The U.S. credit markets were flat to wider on the day. The BofA Merrill Lynch High Yield Master Index ended an impressive six day rally by increasing 7 basis points to a spread of 675. The spread on both the U.S. Corporate Index and Bank Index got dressed up for nothing by closing where it started. The Corporate index which contains over four thousand investment grade bonds closed at 205 basis points over comparable maturity Treasuries. The U.S. Bank Index ended at a spread of 271 basis points.

As BP shares kiss the lows on the NYSE, spreads on the much-maligned oil company, spiked in CDS trading. BP 5-Year CDS increased 49 basis points to a spread of 526.

5-Year BP Credit Default Swap Spread - Historical Chart

Stocks couldn’t hold key technical support levels and declined. The S&P 500 lost 1.6 percent to 1095.31 while the Nasdaq dropped 1.2 percent to 27.29. The CBOE VIX advanced 8.4 percent to 27.05.

The Dollar Index rallied to 86.091, an advance of 0.2 percent. The Euro declined 0.4 percent to 1.2268 while the British Pound gained 0.3 percent to 1.4806.

Gold spot prices increased 0.5 percent to 1239.95.
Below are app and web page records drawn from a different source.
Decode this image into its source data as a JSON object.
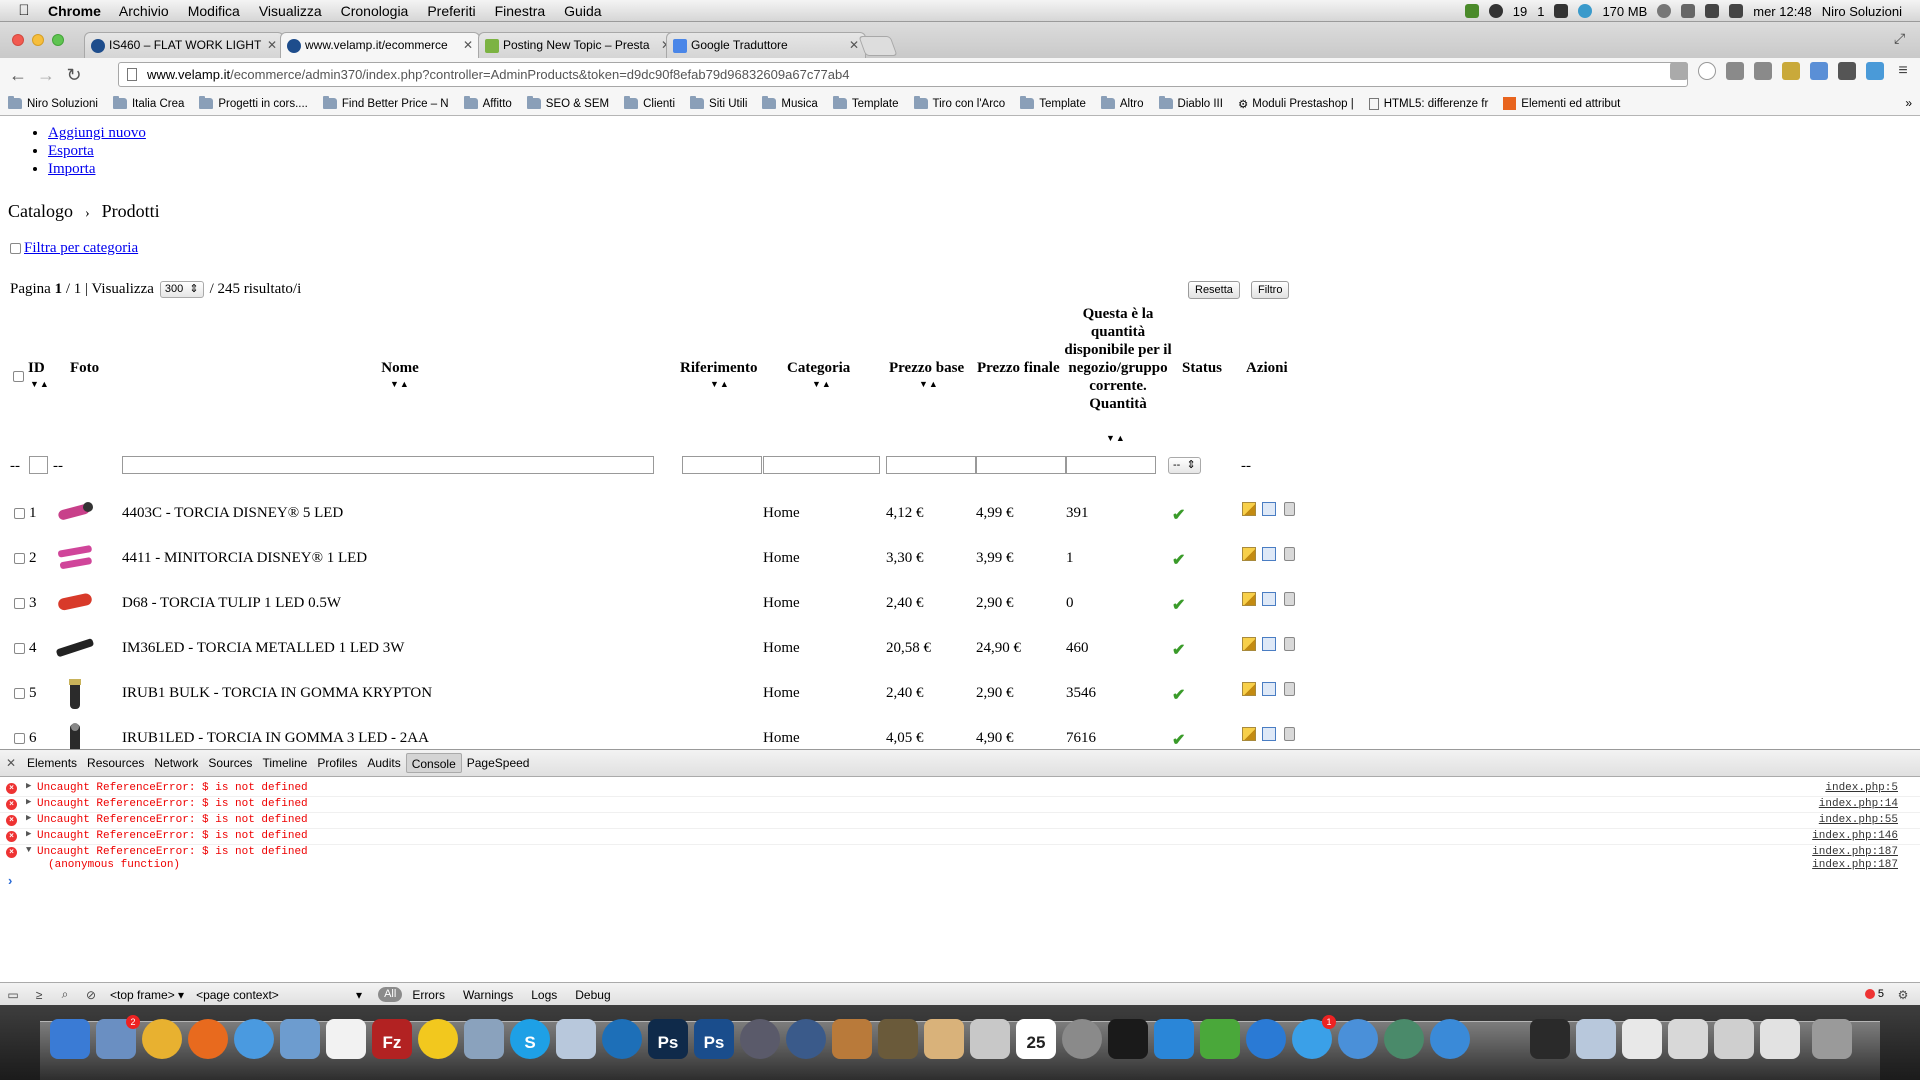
{
  "menubar": {
    "app_name": "Chrome",
    "menus": [
      "Archivio",
      "Modifica",
      "Visualizza",
      "Cronologia",
      "Preferiti",
      "Finestra",
      "Guida"
    ],
    "status_count_a": "19",
    "status_count_b": "1",
    "memory": "170 MB",
    "clock": "mer 12:48",
    "user": "Niro Soluzioni"
  },
  "tabs": [
    {
      "title": "IS460 – FLAT WORK LIGHT",
      "active": false
    },
    {
      "title": "www.velamp.it/ecommerce",
      "active": true
    },
    {
      "title": "Posting New Topic – Presta",
      "active": false
    },
    {
      "title": "Google Traduttore",
      "active": false
    }
  ],
  "address": {
    "host": "www.velamp.it",
    "path": "/ecommerce/admin370/index.php?controller=AdminProducts&token=d9dc90f8efab79d96832609a67c77ab4"
  },
  "bookmarks": [
    {
      "label": "Niro Soluzioni",
      "icon": "folder-icon"
    },
    {
      "label": "Italia Crea",
      "icon": "folder-icon"
    },
    {
      "label": "Progetti in cors....",
      "icon": "folder-icon"
    },
    {
      "label": "Find Better Price – N",
      "icon": "folder-icon"
    },
    {
      "label": "Affitto",
      "icon": "folder-icon"
    },
    {
      "label": "SEO & SEM",
      "icon": "folder-icon"
    },
    {
      "label": "Clienti",
      "icon": "folder-icon"
    },
    {
      "label": "Siti Utili",
      "icon": "folder-icon"
    },
    {
      "label": "Musica",
      "icon": "folder-icon"
    },
    {
      "label": "Template",
      "icon": "folder-icon"
    },
    {
      "label": "Tiro con l'Arco",
      "icon": "folder-icon"
    },
    {
      "label": "Template",
      "icon": "folder-icon"
    },
    {
      "label": "Altro",
      "icon": "folder-icon"
    },
    {
      "label": "Diablo III",
      "icon": "folder-icon"
    },
    {
      "label": "Moduli Prestashop |",
      "icon": "gear-icon"
    },
    {
      "label": "HTML5: differenze fr",
      "icon": "page-icon"
    },
    {
      "label": "Elementi ed attribut",
      "icon": "h-icon"
    }
  ],
  "page": {
    "menu": [
      "Aggiungi nuovo",
      "Esporta",
      "Importa"
    ],
    "breadcrumb": [
      "Catalogo",
      "Prodotti"
    ],
    "filter_category": "Filtra per categoria",
    "pager": {
      "label_page": "Pagina",
      "page": "1",
      "of": "/ 1 | Visualizza",
      "per_page": "300",
      "results": "/ 245 risultato/i"
    },
    "buttons": {
      "reset": "Resetta",
      "filter": "Filtro"
    },
    "columns": {
      "id": "ID",
      "photo": "Foto",
      "name": "Nome",
      "reference": "Riferimento",
      "category": "Categoria",
      "base_price": "Prezzo base",
      "final_price": "Prezzo finale",
      "quantity": "Questa è la quantità disponibile per il negozio/gruppo corrente. Quantità",
      "status": "Status",
      "actions": "Azioni"
    },
    "filter_row": {
      "dash": "--",
      "status_select": "--"
    },
    "rows": [
      {
        "id": "1",
        "name": "4403C - TORCIA DISNEY® 5 LED",
        "category": "Home",
        "base": "4,12 €",
        "final": "4,99 €",
        "qty": "391",
        "thumb": "#c8408a"
      },
      {
        "id": "2",
        "name": "4411 - MINITORCIA DISNEY® 1 LED",
        "category": "Home",
        "base": "3,30 €",
        "final": "3,99 €",
        "qty": "1",
        "thumb": "#d0459a"
      },
      {
        "id": "3",
        "name": "D68 - TORCIA TULIP 1 LED 0.5W",
        "category": "Home",
        "base": "2,40 €",
        "final": "2,90 €",
        "qty": "0",
        "thumb": "#d83a2a"
      },
      {
        "id": "4",
        "name": "IM36LED - TORCIA METALLED 1 LED 3W",
        "category": "Home",
        "base": "20,58 €",
        "final": "24,90 €",
        "qty": "460",
        "thumb": "#222222"
      },
      {
        "id": "5",
        "name": "IRUB1 BULK - TORCIA IN GOMMA KRYPTON",
        "category": "Home",
        "base": "2,40 €",
        "final": "2,90 €",
        "qty": "3546",
        "thumb": "#2b2b2b"
      },
      {
        "id": "6",
        "name": "IRUB1LED - TORCIA IN GOMMA 3 LED - 2AA",
        "category": "Home",
        "base": "4,05 €",
        "final": "4,90 €",
        "qty": "7616",
        "thumb": "#2b2b2b"
      }
    ]
  },
  "devtools": {
    "tabs": [
      "Elements",
      "Resources",
      "Network",
      "Sources",
      "Timeline",
      "Profiles",
      "Audits",
      "Console",
      "PageSpeed"
    ],
    "active_tab": "Console",
    "errors": [
      {
        "msg": "Uncaught ReferenceError: $ is not defined",
        "src": "index.php:5"
      },
      {
        "msg": "Uncaught ReferenceError: $ is not defined",
        "src": "index.php:14"
      },
      {
        "msg": "Uncaught ReferenceError: $ is not defined",
        "src": "index.php:55"
      },
      {
        "msg": "Uncaught ReferenceError: $ is not defined",
        "src": "index.php:146"
      },
      {
        "msg": "Uncaught ReferenceError: $ is not defined",
        "src": "index.php:187"
      }
    ],
    "error_sub": "(anonymous function)",
    "error_sub_src": "index.php:187",
    "status": {
      "frame": "<top frame>",
      "context": "<page context>",
      "filters": [
        "All",
        "Errors",
        "Warnings",
        "Logs",
        "Debug"
      ],
      "error_count": "5"
    }
  },
  "dock": {
    "calendar_day": "25",
    "mail_badge": "2",
    "appstore_badge": "1"
  }
}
The Federal Reserve will announce its decision on monetary policy as they conclude their FOMC meeting tomorrow afternoon at 2:15pm EST. The Fed is expected to maintain its Federal Funds target rate at 0.25 percent with similar language as before. In addition, the Mortgage Bankers Association will release applications activity for the week ending June 18. Also, New Home Sales figures is on for tomorrow as surveys suggest an annualized figure of 410,000 which is an increase of 18.7 percent. Thursday, Durables Goods for May will be released along with Weekly Employment Claims numbers with first quarter GDP figures set for Friday.

Maulik Mody contributed to this report